The new exhibition in the historic Treaty House at Waitangi Treaty Grounds has been announced as a finalist in the ‘Exhibition Excellence – Social History’ category of the Service IQ 2018 New Zealand Museum Awards. The Treaty House exhibition is part of an ongoing programme of development at the Treaty Grounds aimed at enhancing the visitor experience at New Zealand’s most important historic site.
The 2018 award winners will be announced on Sunday 20 May during Museums Aotearoa's 2018 conference in Christchurch which will be attended by over 300 museum professionals from New Zealand and around the world. This is the second time Waitangi Treaty Grounds has been a finalist in the NZ Museum Awards, in 2016 Te Kōngahu Museum of Waitangi won the award for Best Museum Project.

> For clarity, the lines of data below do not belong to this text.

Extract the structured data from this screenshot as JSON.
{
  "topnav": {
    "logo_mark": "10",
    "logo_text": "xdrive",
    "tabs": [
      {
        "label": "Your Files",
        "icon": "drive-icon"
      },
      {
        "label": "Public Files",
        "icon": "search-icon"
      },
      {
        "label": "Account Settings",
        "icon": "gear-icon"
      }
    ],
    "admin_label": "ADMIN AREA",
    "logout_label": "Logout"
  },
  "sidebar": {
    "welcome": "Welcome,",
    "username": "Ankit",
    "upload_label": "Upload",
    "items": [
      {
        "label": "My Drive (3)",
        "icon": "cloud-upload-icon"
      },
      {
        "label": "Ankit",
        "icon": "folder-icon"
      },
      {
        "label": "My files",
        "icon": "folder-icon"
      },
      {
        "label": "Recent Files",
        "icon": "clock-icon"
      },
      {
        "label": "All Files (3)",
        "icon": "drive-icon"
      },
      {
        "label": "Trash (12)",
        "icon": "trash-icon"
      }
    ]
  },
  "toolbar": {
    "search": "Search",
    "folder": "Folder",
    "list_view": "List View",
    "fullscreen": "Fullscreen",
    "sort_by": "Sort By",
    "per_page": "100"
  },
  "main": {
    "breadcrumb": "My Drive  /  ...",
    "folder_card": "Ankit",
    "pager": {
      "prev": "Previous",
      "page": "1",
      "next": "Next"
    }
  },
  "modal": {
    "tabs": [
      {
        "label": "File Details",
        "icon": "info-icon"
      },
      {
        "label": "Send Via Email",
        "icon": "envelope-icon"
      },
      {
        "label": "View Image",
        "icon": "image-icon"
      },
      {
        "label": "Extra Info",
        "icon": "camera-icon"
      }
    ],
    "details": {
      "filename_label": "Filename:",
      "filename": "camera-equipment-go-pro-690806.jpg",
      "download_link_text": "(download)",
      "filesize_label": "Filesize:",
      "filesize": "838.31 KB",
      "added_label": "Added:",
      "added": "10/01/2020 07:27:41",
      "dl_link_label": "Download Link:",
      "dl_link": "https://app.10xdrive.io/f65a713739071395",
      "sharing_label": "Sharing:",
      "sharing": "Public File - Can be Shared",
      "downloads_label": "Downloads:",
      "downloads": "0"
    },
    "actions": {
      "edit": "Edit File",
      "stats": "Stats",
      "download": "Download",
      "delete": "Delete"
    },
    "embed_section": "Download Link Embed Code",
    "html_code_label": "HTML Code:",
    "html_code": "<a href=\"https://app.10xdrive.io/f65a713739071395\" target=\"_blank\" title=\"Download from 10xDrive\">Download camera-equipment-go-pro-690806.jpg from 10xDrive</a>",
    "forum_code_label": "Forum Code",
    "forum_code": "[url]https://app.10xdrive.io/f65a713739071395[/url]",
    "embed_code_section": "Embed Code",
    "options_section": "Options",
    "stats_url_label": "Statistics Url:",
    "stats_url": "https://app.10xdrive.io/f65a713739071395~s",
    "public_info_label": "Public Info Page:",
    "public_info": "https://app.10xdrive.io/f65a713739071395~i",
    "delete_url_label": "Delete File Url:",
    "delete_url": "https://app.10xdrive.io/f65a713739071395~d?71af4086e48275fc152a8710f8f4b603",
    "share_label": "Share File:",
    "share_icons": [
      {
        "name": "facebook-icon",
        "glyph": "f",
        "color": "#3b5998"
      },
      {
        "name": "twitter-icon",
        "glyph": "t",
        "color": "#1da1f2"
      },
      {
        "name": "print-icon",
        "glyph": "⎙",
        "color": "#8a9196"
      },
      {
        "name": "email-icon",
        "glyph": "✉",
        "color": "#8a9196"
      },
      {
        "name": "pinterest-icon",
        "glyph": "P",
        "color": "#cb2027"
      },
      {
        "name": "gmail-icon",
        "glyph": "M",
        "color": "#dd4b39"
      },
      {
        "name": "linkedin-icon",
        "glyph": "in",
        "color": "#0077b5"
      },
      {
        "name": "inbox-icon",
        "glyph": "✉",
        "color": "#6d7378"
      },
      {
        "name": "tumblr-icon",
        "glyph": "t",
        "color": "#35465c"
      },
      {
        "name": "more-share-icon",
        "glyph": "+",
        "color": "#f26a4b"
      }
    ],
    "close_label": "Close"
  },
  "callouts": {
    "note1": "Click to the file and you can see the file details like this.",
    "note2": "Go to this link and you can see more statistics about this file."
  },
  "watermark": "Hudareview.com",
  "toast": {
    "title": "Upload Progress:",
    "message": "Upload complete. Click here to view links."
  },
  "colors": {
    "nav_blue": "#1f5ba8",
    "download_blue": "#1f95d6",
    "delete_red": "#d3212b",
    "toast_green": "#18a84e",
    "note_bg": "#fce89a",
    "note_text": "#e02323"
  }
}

Waitangi Treaty Grounds CEO Greg McManus is thrilled the exhibition has been named a finalist in the prestigious awards: “It is recognition of all the hard work by so many people in bringing the new exhibition to reality and we are delighted to be a finalist once again. The Treaty House is central to our identity at Waitangi and the new exhibition has been extremely well received by visitors.”
The exhibition was installed by Workshop e, New Zealand’s leading exhibition design company, and opened in October last year. It features several themed rooms with the entrance providing a welcome area, much as it did in 1834 when it was the first British Residency in New Zealand, and it doubled as James Busby’s office. Two rooms are dedicated to the Busby family story and what life must have been like for James, Agnes and their children. The parlour where the finishing touches were made to the Treaty of Waitangi explores Busby’s influence on the English version and his final touches to Rev Henry Williams’ Māori version.

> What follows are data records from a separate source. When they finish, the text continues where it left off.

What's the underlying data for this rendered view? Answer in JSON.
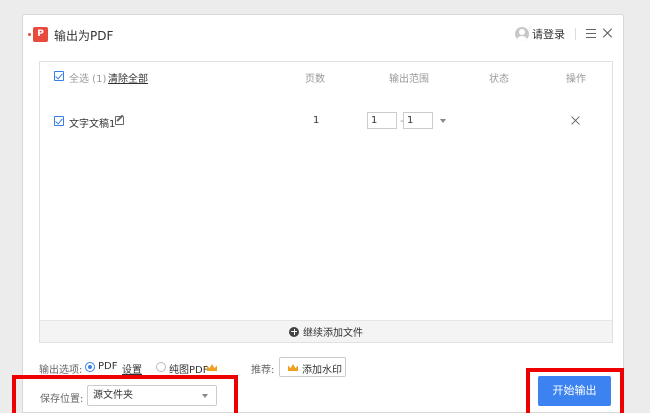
{
  "window": {
    "title": "输出为PDF",
    "login_label": "请登录"
  },
  "file_list": {
    "select_all": "全选 (1)",
    "clear_all": "清除全部",
    "columns": {
      "pages": "页数",
      "range": "输出范围",
      "status": "状态",
      "action": "操作"
    },
    "rows": [
      {
        "name": "文字文稿1",
        "pages": "1",
        "range_from": "1",
        "range_to": "1",
        "range_sep": "-",
        "status": ""
      }
    ],
    "add_more": "继续添加文件"
  },
  "options": {
    "label": "输出选项:",
    "choices": [
      {
        "label": "PDF",
        "selected": true
      },
      {
        "label": "纯图PDF",
        "selected": false,
        "premium": true
      }
    ],
    "settings_link": "设置",
    "recommend_label": "推荐:",
    "watermark_button": "添加水印"
  },
  "save": {
    "label": "保存位置:",
    "value": "源文件夹"
  },
  "start_button": "开始输出",
  "colors": {
    "accent": "#3c82f0",
    "highlight": "#ee0000",
    "premium": "#f0a020"
  }
}
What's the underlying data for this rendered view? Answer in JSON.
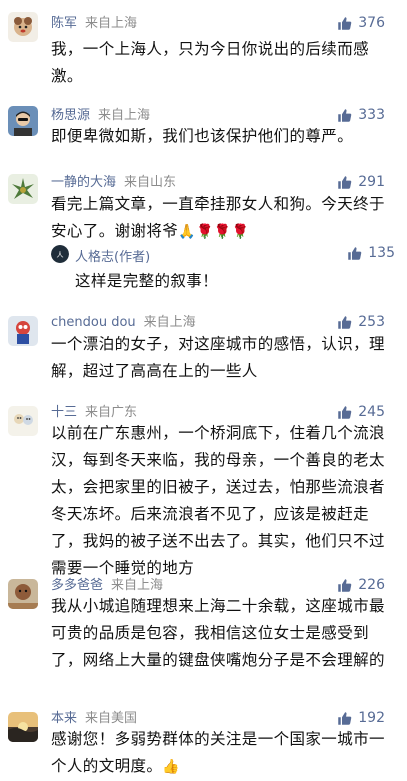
{
  "comments": [
    {
      "name": "陈军",
      "location": "来自上海",
      "likes": "376",
      "text": "我，一个上海人，只为今日你说出的后续而感激。"
    },
    {
      "name": "杨思源",
      "location": "来自上海",
      "likes": "333",
      "text": "即便卑微如斯，我们也该保护他们的尊严。"
    },
    {
      "name": "一静的大海",
      "location": "来自山东",
      "likes": "291",
      "text": "看完上篇文章，一直牵挂那女人和狗。今天终于安心了。谢谢将爷",
      "emojis": "🙏🌹🌹🌹",
      "reply": {
        "name": "人格志(作者)",
        "likes": "135",
        "text": "这样是完整的叙事！"
      }
    },
    {
      "name": "chendou dou",
      "location": "来自上海",
      "likes": "253",
      "text": "一个漂泊的女子，对这座城市的感悟，认识，理解，超过了高高在上的一些人"
    },
    {
      "name": "十三",
      "location": "来自广东",
      "likes": "245",
      "text": "以前在广东惠州，一个桥洞底下，住着几个流浪汉，每到冬天来临，我的母亲，一个善良的老太太，会把家里的旧被子，送过去，怕那些流浪者冬天冻坏。后来流浪者不见了，应该是被赶走了，我妈的被子送不出去了。其实，他们只不过需要一个睡觉的地方"
    },
    {
      "name": "多多爸爸",
      "location": "来自上海",
      "likes": "226",
      "text": "我从小城追随理想来上海二十余载，这座城市最可贵的品质是包容，我相信这位女士是感受到了，网络上大量的键盘侠嘴炮分子是不会理解的"
    },
    {
      "name": "本来",
      "location": "来自美国",
      "likes": "192",
      "text": "感谢您！多弱势群体的关注是一个国家一城市一个人的文明度。",
      "emojis": "👍"
    }
  ],
  "colors": {
    "name": "#576b95",
    "location": "#8c8c8c",
    "text": "#111111",
    "like": "#576b95"
  }
}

A modern audio visual experience encourages visitors to think about the momentous events that took place in the room and to take in the view outside the house and visualise the scene leading up to the meeting with northern chiefs on 5th February 1840, and the first signing of the Treaty the following day.

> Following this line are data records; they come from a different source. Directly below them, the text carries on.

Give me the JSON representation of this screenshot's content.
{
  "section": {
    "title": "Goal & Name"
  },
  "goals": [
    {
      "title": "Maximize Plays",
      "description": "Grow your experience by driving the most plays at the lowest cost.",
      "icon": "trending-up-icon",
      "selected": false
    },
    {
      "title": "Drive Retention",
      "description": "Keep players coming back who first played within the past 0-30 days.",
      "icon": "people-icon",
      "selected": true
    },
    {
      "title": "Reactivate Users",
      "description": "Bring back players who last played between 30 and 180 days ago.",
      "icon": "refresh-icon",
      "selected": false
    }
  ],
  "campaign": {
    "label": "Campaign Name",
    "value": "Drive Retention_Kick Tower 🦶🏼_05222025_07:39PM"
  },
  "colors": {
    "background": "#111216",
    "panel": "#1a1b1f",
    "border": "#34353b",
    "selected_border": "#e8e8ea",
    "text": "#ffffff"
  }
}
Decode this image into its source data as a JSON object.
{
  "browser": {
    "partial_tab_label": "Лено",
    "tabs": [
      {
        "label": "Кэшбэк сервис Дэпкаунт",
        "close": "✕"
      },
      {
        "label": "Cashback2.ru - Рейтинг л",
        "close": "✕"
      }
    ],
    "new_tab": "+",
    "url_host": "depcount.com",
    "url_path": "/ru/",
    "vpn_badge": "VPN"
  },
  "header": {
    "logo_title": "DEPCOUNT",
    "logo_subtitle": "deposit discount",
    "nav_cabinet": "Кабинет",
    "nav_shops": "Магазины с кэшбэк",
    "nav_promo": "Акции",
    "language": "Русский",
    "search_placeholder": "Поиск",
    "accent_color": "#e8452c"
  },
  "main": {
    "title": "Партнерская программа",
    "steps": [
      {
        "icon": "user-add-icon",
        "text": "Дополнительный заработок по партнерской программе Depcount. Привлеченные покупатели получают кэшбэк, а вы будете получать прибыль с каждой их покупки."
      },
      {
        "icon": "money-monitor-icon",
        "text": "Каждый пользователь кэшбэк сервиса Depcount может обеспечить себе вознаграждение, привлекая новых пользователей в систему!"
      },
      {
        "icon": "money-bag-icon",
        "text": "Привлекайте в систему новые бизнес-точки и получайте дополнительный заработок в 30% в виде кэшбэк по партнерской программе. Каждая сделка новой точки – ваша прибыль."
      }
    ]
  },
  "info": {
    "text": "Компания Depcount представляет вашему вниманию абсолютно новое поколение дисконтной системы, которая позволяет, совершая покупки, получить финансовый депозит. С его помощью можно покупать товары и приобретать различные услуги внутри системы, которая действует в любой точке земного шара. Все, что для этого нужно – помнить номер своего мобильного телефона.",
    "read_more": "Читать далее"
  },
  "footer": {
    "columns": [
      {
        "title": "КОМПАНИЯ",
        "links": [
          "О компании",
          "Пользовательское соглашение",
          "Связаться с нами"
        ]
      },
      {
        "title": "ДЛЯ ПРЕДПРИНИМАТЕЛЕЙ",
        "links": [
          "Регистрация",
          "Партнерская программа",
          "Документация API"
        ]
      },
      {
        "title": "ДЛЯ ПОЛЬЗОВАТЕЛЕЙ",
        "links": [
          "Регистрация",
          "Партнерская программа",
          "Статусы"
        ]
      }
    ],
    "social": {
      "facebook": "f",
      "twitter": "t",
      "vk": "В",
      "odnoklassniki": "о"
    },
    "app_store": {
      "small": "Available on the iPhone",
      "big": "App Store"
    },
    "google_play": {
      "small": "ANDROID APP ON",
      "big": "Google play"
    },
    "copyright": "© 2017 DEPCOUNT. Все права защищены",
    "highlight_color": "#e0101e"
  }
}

Throughout the exhibition, displays are object rich, with large images and digital media presented in a multi-layered approach that caters to all audiences.